In the press, however, you’ll see statements that this new measurement has huge implications for supersymmetry (a popular but certainly not unique speculative idea for what might resolve the hierarchy puzzle of the Standard Model), and for other speculative ideas too. [From the BBC, you’d often get the impression that particle physics is “A Battle Between The Standard Model and Supersymmetry”, as though supersymmetry is the only other game in town and no one has ever had any other interesting speculative ideas about nature. This is, of course, a tad overstated.]
Well, what lies behind these press articles is apparently a powerful hype machine operating within LHCb. It is true that this measurement is very important, and has been since it was first studied seriously at the LHC, as presented in late 2011 and early 2012. But since that time, each step forward has been relatively small; this is no surprise, since to get a major advance you generally need about 10 times as much data as you had before, and that won’t happen til 2015 or later. Yet somehow, despite small-to-medium steps forward in November 2012 and now in July 2013, the hype machine has managed to convince the BBC and other press organizations that there have been multiple major scientific advances while actually there’s been only one. You have to admire them (and to wonder why the BBC isn’t catching on.)
Let me quote some of the purple prose from the LHCb press release: “The result is a stunning success for the Standard Model of particle physics and yet another blow for those hoping for signs of new physics from CERN’s Large Hadron Collider (LHC).” WOW! Whoosh!!

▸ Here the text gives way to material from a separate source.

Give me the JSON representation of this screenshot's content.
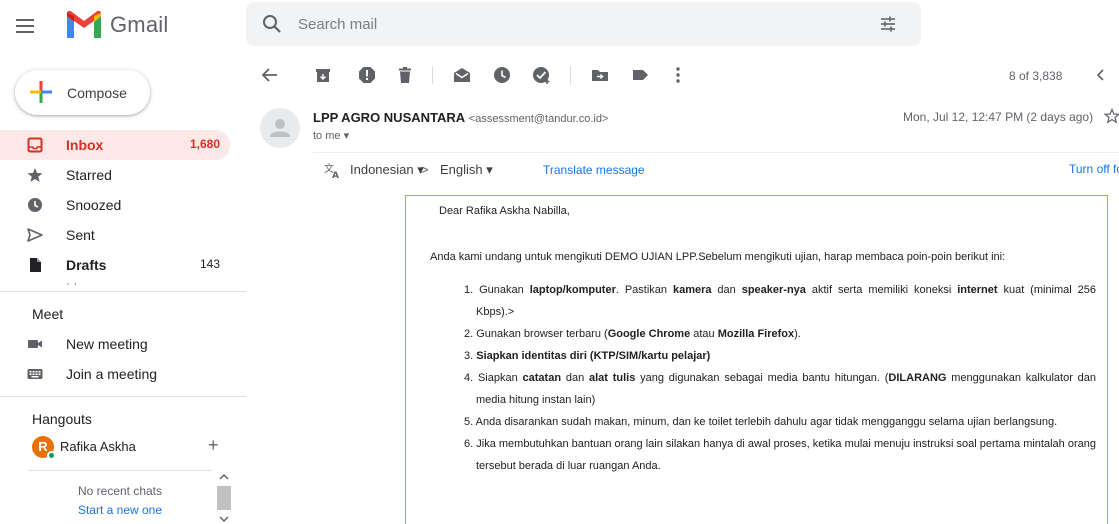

Hee-hee… gosh, if every measurement with a precision of about 30% that agreed with a theoretical prediction had been hailed as a triumph for the theory, there would be a lot of embarrassed scientists around… a lot of predictions have failed only after much better precision was available. Let’s see the precision reach 3%; then we can talk about “stunning”. And a “blow” to supersymmetry and to other speculative ideas beyond the Standard Model? Didn’t we already go through this exact same story last November? While this measurement rules out a large number of variants of supersymmetry, there are many other variants which it doesn’t yet touch. And most other speculative ideas in the scientific literature survive this measurement with an even larger fraction of their variants intact.
[Many of the speculative ideas that have been discussed by particle physicists predict multiple Higgs particles. Typically the variants ruled out by this measurement are those in which at least one type of Higgs particle interacts much more strongly with bottom quarks than does the single Higgs particle present in the Standard Model.]
In short — the recent news is a step forward, but not at a level that would justify the hype. There isn’t that much of a change from November, and in any case, you typically can’t rule out any one speculative idea with a single measurement. Constraints on speculative ideas come from combining many different measurements being made at the LHC, and elsewhere. So — let us express our congratulations to LHCb and CMS for their joint discovery, and also, in a way, to LHCb’s press office for its … skills … regarding journalists and other non-experts.
[By the way, the BBC article contains an error. “Scientists have confirmed one of the rarest phenomena of decay in particle physics, found about three times in every billion collisions at the LHCb.” No, it’s not 3 times in every billion proton-proton collisions at LHCb; it’s 3 out of every billion Bs mesons, which are certainly not produced in every proton-proton collision.]